*GOAL OF THE EXERCISE*:
The expected result is every line of the records, printed exactly.

** Opening SOURCE RECORDS block **

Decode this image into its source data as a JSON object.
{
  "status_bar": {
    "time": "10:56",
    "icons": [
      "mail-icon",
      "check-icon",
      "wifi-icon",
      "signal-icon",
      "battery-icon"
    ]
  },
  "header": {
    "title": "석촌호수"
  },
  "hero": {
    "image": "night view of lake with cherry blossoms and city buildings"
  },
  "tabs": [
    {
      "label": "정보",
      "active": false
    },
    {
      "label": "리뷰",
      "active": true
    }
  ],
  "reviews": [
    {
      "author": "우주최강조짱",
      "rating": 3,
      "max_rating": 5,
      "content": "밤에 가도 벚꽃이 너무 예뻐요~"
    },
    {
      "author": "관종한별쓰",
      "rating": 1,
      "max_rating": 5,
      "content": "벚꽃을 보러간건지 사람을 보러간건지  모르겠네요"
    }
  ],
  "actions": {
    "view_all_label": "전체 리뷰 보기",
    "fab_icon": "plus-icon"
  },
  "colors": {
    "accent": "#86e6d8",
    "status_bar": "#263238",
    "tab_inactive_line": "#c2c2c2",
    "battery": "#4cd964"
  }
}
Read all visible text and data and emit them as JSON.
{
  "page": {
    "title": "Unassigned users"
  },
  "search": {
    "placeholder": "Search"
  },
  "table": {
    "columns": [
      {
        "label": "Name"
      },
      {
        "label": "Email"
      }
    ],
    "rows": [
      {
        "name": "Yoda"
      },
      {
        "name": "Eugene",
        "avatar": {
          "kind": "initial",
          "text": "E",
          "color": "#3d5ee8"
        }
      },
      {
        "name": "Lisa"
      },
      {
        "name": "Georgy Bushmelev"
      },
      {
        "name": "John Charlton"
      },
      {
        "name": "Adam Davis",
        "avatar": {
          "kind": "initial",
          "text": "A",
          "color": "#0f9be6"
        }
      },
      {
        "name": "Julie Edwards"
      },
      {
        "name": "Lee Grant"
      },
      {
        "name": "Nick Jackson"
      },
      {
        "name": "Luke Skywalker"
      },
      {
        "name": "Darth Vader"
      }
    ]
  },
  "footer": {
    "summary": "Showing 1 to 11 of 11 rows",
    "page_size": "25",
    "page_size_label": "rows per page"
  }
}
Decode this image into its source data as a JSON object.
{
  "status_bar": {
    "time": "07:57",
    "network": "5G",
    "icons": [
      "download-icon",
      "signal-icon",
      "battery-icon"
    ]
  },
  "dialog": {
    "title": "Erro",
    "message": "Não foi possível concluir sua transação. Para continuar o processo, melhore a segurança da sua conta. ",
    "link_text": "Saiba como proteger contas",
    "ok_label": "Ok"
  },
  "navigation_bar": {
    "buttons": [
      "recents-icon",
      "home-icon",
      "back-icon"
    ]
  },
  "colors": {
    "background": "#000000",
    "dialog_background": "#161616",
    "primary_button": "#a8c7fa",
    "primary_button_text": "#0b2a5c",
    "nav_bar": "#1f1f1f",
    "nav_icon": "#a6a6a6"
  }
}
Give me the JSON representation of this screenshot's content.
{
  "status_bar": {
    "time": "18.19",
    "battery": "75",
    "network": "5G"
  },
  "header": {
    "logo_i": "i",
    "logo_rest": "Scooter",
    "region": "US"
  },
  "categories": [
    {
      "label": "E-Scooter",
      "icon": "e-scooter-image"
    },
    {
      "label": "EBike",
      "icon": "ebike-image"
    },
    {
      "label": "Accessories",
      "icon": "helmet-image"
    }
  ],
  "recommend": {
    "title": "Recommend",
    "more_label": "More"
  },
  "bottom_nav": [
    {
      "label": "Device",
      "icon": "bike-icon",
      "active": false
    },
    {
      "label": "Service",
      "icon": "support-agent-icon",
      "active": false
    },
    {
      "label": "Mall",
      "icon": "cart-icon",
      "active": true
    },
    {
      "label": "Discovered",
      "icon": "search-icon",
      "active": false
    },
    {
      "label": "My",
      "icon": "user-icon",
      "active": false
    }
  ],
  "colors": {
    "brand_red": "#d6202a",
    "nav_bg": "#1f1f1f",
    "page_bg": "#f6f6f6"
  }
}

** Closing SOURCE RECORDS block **

*TASK SOLUTION*:
Decode this image into its source data as a JSON object.
{
  "status_bar": {
    "time": "10:56",
    "icons": [
      "mail-icon",
      "check-icon",
      "wifi-icon",
      "signal-icon",
      "battery-icon"
    ]
  },
  "header": {
    "title": "석촌호수"
  },
  "hero": {
    "image": "night view of lake with cherry blossoms and city buildings"
  },
  "tabs": [
    {
      "label": "정보",
      "active": false
    },
    {
      "label": "리뷰",
      "active": true
    }
  ],
  "reviews": [
    {
      "author": "우주최강조짱",
      "rating": 3,
      "max_rating": 5,
      "content": "밤에 가도 벚꽃이 너무 예뻐요~"
    },
    {
      "author": "관종한별쓰",
      "rating": 1,
      "max_rating": 5,
      "content": "벚꽃을 보러간건지 사람을 보러간건지  모르겠네요"
    }
  ],
  "actions": {
    "view_all_label": "전체 리뷰 보기",
    "fab_icon": "plus-icon"
  },
  "colors": {
    "accent": "#86e6d8",
    "status_bar": "#263238",
    "tab_inactive_line": "#c2c2c2",
    "battery": "#4cd964"
  }
}
Read all visible text and data and emit them as JSON.
{
  "page": {
    "title": "Unassigned users"
  },
  "search": {
    "placeholder": "Search"
  },
  "table": {
    "columns": [
      {
        "label": "Name"
      },
      {
        "label": "Email"
      }
    ],
    "rows": [
      {
        "name": "Yoda"
      },
      {
        "name": "Eugene",
        "avatar": {
          "kind": "initial",
          "text": "E",
          "color": "#3d5ee8"
        }
      },
      {
        "name": "Lisa"
      },
      {
        "name": "Georgy Bushmelev"
      },
      {
        "name": "John Charlton"
      },
      {
        "name": "Adam Davis",
        "avatar": {
          "kind": "initial",
          "text": "A",
          "color": "#0f9be6"
        }
      },
      {
        "name": "Julie Edwards"
      },
      {
        "name": "Lee Grant"
      },
      {
        "name": "Nick Jackson"
      },
      {
        "name": "Luke Skywalker"
      },
      {
        "name": "Darth Vader"
      }
    ]
  },
  "footer": {
    "summary": "Showing 1 to 11 of 11 rows",
    "page_size": "25",
    "page_size_label": "rows per page"
  }
}
Decode this image into its source data as a JSON object.
{
  "status_bar": {
    "time": "07:57",
    "network": "5G",
    "icons": [
      "download-icon",
      "signal-icon",
      "battery-icon"
    ]
  },
  "dialog": {
    "title": "Erro",
    "message": "Não foi possível concluir sua transação. Para continuar o processo, melhore a segurança da sua conta. ",
    "link_text": "Saiba como proteger contas",
    "ok_label": "Ok"
  },
  "navigation_bar": {
    "buttons": [
      "recents-icon",
      "home-icon",
      "back-icon"
    ]
  },
  "colors": {
    "background": "#000000",
    "dialog_background": "#161616",
    "primary_button": "#a8c7fa",
    "primary_button_text": "#0b2a5c",
    "nav_bar": "#1f1f1f",
    "nav_icon": "#a6a6a6"
  }
}
Give me the JSON representation of this screenshot's content.
{
  "status_bar": {
    "time": "18.19",
    "battery": "75",
    "network": "5G"
  },
  "header": {
    "logo_i": "i",
    "logo_rest": "Scooter",
    "region": "US"
  },
  "categories": [
    {
      "label": "E-Scooter",
      "icon": "e-scooter-image"
    },
    {
      "label": "EBike",
      "icon": "ebike-image"
    },
    {
      "label": "Accessories",
      "icon": "helmet-image"
    }
  ],
  "recommend": {
    "title": "Recommend",
    "more_label": "More"
  },
  "bottom_nav": [
    {
      "label": "Device",
      "icon": "bike-icon",
      "active": false
    },
    {
      "label": "Service",
      "icon": "support-agent-icon",
      "active": false
    },
    {
      "label": "Mall",
      "icon": "cart-icon",
      "active": true
    },
    {
      "label": "Discovered",
      "icon": "search-icon",
      "active": false
    },
    {
      "label": "My",
      "icon": "user-icon",
      "active": false
    }
  ],
  "colors": {
    "brand_red": "#d6202a",
    "nav_bg": "#1f1f1f",
    "page_bg": "#f6f6f6"
  }
}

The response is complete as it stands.